WORK TO BE COMPLETED -> Check every line of the material below, and show those that contain "icon".

SUPPLIED DATA ->
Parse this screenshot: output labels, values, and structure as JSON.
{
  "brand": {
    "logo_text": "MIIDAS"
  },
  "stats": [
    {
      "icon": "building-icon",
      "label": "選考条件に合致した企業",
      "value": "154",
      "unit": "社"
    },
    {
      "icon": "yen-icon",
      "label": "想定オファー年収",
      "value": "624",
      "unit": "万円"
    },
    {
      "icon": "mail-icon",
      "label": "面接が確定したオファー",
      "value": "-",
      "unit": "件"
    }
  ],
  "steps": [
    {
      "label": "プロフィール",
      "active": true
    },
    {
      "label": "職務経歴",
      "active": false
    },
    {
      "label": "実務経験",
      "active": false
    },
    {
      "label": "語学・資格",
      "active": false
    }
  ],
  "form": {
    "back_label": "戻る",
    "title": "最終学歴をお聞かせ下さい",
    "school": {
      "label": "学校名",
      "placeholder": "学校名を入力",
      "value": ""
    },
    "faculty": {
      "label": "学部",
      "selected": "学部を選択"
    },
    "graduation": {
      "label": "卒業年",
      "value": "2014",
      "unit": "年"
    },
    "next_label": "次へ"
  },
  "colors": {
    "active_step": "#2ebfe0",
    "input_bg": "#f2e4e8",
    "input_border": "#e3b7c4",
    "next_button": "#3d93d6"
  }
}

SOLUTION TO THIS TASK ->
      "icon": "building-icon",
      "icon": "yen-icon",
      "icon": "mail-icon",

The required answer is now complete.